Review Summary: Versal comes up with a promising orchestrally-oriented ambient EP.
These days instrumental music is dominated on one hand by solo piano artists, ranging from really intricate and emotion-invoking to simplistic doodlings that make no sense and on the other making a quick buck ’artists’ that churn put musical wallpaper on a daily basis for the streaming giants that are all around us now.
Doing your own thing and striking that thin balance between just simple background music and something that you can listen on its own merits is one of the more complicated things around. Still, that is exactly what Houston, Texas, composer Javier Velez, aka Versal is attempting to do on his debut self-titled EP.
Velez seems to be most interested in probably the hardest thing to do in what we could call contemporary instrumental music - orchestration combined with electronics. To be able to handle something like that you have to have both sensibility and musical knowledge, and Velez seems to have both.
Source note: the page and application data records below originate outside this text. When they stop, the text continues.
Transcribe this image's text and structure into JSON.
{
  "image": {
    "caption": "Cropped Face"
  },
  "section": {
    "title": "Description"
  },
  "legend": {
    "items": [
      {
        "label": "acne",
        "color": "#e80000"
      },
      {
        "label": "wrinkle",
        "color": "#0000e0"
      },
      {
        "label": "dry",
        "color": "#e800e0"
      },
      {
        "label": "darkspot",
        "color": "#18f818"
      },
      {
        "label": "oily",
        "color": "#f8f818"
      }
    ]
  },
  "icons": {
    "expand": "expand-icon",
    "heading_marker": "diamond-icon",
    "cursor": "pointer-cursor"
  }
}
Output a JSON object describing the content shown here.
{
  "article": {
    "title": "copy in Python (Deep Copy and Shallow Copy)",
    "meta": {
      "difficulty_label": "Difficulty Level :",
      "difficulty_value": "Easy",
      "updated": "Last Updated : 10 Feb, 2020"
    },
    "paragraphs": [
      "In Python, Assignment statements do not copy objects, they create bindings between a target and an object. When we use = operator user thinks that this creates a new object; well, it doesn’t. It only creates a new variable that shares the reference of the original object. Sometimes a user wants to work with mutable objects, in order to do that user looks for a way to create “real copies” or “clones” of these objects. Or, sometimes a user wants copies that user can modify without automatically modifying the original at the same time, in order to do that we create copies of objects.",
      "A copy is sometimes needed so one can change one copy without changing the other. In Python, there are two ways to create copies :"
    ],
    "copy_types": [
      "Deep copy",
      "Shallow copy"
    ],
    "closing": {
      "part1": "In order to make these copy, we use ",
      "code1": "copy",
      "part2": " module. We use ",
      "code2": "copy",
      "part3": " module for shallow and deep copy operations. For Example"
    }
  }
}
Not only because he started studying and playing a multitude of instruments since he was pre-school, but because after his musical studies he worked on several film/documentary productions, not only as a composer but in a number of other technical roles.
This cinematic experience shows throughout the EP, as it is the effect Velez strives, and often achieves here, like on “Carrousel” and “All Together”. Actually, while the opener “Eternal” leaves something to be desired in the sense of emotional engagement, as the EP progresses, Velez’ compositions gather in strength, with the closer “El Camino a Montserrat” giving a real promise that much more can be expected from Velez in his Versal mode.